"""

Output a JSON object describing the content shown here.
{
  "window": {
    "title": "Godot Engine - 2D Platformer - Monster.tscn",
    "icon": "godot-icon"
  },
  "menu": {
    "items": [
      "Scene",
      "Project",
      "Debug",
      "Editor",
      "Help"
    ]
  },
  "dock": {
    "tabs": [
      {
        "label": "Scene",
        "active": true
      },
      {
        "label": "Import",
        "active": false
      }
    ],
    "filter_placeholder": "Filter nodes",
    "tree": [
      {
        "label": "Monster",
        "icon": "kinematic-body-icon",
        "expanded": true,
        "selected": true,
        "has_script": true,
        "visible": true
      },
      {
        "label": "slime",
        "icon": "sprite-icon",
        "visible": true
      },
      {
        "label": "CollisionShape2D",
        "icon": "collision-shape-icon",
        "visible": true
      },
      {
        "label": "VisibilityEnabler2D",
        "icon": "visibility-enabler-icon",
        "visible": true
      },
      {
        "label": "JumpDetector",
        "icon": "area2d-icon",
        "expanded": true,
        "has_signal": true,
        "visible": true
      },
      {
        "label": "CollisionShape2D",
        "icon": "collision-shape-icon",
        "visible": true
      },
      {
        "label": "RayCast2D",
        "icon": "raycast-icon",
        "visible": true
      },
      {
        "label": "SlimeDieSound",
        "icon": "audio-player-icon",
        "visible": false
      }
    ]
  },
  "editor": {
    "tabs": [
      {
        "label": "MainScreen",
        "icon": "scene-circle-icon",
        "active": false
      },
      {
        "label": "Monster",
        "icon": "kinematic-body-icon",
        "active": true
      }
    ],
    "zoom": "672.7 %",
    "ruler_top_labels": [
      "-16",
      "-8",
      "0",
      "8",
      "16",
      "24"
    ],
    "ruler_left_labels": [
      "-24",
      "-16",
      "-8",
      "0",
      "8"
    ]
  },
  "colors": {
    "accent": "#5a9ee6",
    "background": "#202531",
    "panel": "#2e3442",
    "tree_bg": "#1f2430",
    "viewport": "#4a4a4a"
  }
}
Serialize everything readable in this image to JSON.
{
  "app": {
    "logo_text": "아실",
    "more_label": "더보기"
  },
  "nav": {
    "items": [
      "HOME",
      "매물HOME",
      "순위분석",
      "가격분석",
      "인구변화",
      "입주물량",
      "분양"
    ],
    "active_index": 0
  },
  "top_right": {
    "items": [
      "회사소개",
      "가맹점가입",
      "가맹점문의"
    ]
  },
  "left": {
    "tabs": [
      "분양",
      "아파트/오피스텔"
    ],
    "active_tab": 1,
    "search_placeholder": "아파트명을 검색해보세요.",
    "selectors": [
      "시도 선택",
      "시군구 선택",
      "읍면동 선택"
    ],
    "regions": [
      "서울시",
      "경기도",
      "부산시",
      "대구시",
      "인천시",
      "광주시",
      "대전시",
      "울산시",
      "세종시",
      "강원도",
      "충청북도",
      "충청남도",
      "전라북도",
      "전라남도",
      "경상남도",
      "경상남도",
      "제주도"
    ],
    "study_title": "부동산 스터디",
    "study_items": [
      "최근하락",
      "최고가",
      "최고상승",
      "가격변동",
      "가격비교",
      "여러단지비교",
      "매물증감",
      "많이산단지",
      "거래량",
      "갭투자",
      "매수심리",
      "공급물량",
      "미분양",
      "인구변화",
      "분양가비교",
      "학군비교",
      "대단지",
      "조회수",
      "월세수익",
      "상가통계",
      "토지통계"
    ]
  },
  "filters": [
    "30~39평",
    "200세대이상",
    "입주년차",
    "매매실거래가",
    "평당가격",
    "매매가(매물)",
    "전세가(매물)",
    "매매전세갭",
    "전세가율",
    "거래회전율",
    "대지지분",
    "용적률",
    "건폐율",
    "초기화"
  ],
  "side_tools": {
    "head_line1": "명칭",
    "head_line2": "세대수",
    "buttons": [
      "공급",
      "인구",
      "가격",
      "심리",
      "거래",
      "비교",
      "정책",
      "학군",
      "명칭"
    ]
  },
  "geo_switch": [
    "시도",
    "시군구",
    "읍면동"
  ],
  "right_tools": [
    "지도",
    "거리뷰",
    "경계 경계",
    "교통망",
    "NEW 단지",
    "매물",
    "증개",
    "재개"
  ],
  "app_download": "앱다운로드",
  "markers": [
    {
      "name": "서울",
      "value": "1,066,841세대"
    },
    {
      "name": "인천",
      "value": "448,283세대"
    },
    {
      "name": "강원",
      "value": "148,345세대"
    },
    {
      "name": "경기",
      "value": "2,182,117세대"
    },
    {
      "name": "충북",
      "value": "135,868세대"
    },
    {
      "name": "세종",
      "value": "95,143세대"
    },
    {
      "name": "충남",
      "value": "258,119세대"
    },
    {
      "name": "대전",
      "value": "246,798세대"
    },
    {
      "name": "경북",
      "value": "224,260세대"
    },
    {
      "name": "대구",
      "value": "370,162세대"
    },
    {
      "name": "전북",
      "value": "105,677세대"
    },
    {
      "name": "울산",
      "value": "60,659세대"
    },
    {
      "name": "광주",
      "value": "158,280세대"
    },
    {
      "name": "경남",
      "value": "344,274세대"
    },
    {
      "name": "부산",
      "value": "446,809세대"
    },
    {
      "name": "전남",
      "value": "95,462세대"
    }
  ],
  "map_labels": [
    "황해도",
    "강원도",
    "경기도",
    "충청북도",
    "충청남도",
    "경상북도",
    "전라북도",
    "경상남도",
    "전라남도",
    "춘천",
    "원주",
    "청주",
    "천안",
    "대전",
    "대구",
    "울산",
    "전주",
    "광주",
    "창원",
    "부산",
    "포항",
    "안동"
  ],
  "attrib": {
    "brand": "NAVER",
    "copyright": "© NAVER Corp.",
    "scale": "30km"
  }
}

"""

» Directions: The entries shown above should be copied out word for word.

» Solution to the problem:
Output a JSON object describing the content shown here.
{
  "window": {
    "title": "Godot Engine - 2D Platformer - Monster.tscn",
    "icon": "godot-icon"
  },
  "menu": {
    "items": [
      "Scene",
      "Project",
      "Debug",
      "Editor",
      "Help"
    ]
  },
  "dock": {
    "tabs": [
      {
        "label": "Scene",
        "active": true
      },
      {
        "label": "Import",
        "active": false
      }
    ],
    "filter_placeholder": "Filter nodes",
    "tree": [
      {
        "label": "Monster",
        "icon": "kinematic-body-icon",
        "expanded": true,
        "selected": true,
        "has_script": true,
        "visible": true
      },
      {
        "label": "slime",
        "icon": "sprite-icon",
        "visible": true
      },
      {
        "label": "CollisionShape2D",
        "icon": "collision-shape-icon",
        "visible": true
      },
      {
        "label": "VisibilityEnabler2D",
        "icon": "visibility-enabler-icon",
        "visible": true
      },
      {
        "label": "JumpDetector",
        "icon": "area2d-icon",
        "expanded": true,
        "has_signal": true,
        "visible": true
      },
      {
        "label": "CollisionShape2D",
        "icon": "collision-shape-icon",
        "visible": true
      },
      {
        "label": "RayCast2D",
        "icon": "raycast-icon",
        "visible": true
      },
      {
        "label": "SlimeDieSound",
        "icon": "audio-player-icon",
        "visible": false
      }
    ]
  },
  "editor": {
    "tabs": [
      {
        "label": "MainScreen",
        "icon": "scene-circle-icon",
        "active": false
      },
      {
        "label": "Monster",
        "icon": "kinematic-body-icon",
        "active": true
      }
    ],
    "zoom": "672.7 %",
    "ruler_top_labels": [
      "-16",
      "-8",
      "0",
      "8",
      "16",
      "24"
    ],
    "ruler_left_labels": [
      "-24",
      "-16",
      "-8",
      "0",
      "8"
    ]
  },
  "colors": {
    "accent": "#5a9ee6",
    "background": "#202531",
    "panel": "#2e3442",
    "tree_bg": "#1f2430",
    "viewport": "#4a4a4a"
  }
}
Serialize everything readable in this image to JSON.
{
  "app": {
    "logo_text": "아실",
    "more_label": "더보기"
  },
  "nav": {
    "items": [
      "HOME",
      "매물HOME",
      "순위분석",
      "가격분석",
      "인구변화",
      "입주물량",
      "분양"
    ],
    "active_index": 0
  },
  "top_right": {
    "items": [
      "회사소개",
      "가맹점가입",
      "가맹점문의"
    ]
  },
  "left": {
    "tabs": [
      "분양",
      "아파트/오피스텔"
    ],
    "active_tab": 1,
    "search_placeholder": "아파트명을 검색해보세요.",
    "selectors": [
      "시도 선택",
      "시군구 선택",
      "읍면동 선택"
    ],
    "regions": [
      "서울시",
      "경기도",
      "부산시",
      "대구시",
      "인천시",
      "광주시",
      "대전시",
      "울산시",
      "세종시",
      "강원도",
      "충청북도",
      "충청남도",
      "전라북도",
      "전라남도",
      "경상남도",
      "경상남도",
      "제주도"
    ],
    "study_title": "부동산 스터디",
    "study_items": [
      "최근하락",
      "최고가",
      "최고상승",
      "가격변동",
      "가격비교",
      "여러단지비교",
      "매물증감",
      "많이산단지",
      "거래량",
      "갭투자",
      "매수심리",
      "공급물량",
      "미분양",
      "인구변화",
      "분양가비교",
      "학군비교",
      "대단지",
      "조회수",
      "월세수익",
      "상가통계",
      "토지통계"
    ]
  },
  "filters": [
    "30~39평",
    "200세대이상",
    "입주년차",
    "매매실거래가",
    "평당가격",
    "매매가(매물)",
    "전세가(매물)",
    "매매전세갭",
    "전세가율",
    "거래회전율",
    "대지지분",
    "용적률",
    "건폐율",
    "초기화"
  ],
  "side_tools": {
    "head_line1": "명칭",
    "head_line2": "세대수",
    "buttons": [
      "공급",
      "인구",
      "가격",
      "심리",
      "거래",
      "비교",
      "정책",
      "학군",
      "명칭"
    ]
  },
  "geo_switch": [
    "시도",
    "시군구",
    "읍면동"
  ],
  "right_tools": [
    "지도",
    "거리뷰",
    "경계 경계",
    "교통망",
    "NEW 단지",
    "매물",
    "증개",
    "재개"
  ],
  "app_download": "앱다운로드",
  "markers": [
    {
      "name": "서울",
      "value": "1,066,841세대"
    },
    {
      "name": "인천",
      "value": "448,283세대"
    },
    {
      "name": "강원",
      "value": "148,345세대"
    },
    {
      "name": "경기",
      "value": "2,182,117세대"
    },
    {
      "name": "충북",
      "value": "135,868세대"
    },
    {
      "name": "세종",
      "value": "95,143세대"
    },
    {
      "name": "충남",
      "value": "258,119세대"
    },
    {
      "name": "대전",
      "value": "246,798세대"
    },
    {
      "name": "경북",
      "value": "224,260세대"
    },
    {
      "name": "대구",
      "value": "370,162세대"
    },
    {
      "name": "전북",
      "value": "105,677세대"
    },
    {
      "name": "울산",
      "value": "60,659세대"
    },
    {
      "name": "광주",
      "value": "158,280세대"
    },
    {
      "name": "경남",
      "value": "344,274세대"
    },
    {
      "name": "부산",
      "value": "446,809세대"
    },
    {
      "name": "전남",
      "value": "95,462세대"
    }
  ],
  "map_labels": [
    "황해도",
    "강원도",
    "경기도",
    "충청북도",
    "충청남도",
    "경상북도",
    "전라북도",
    "경상남도",
    "전라남도",
    "춘천",
    "원주",
    "청주",
    "천안",
    "대전",
    "대구",
    "울산",
    "전주",
    "광주",
    "창원",
    "부산",
    "포항",
    "안동"
  ],
  "attrib": {
    "brand": "NAVER",
    "copyright": "© NAVER Corp.",
    "scale": "30km"
  }
}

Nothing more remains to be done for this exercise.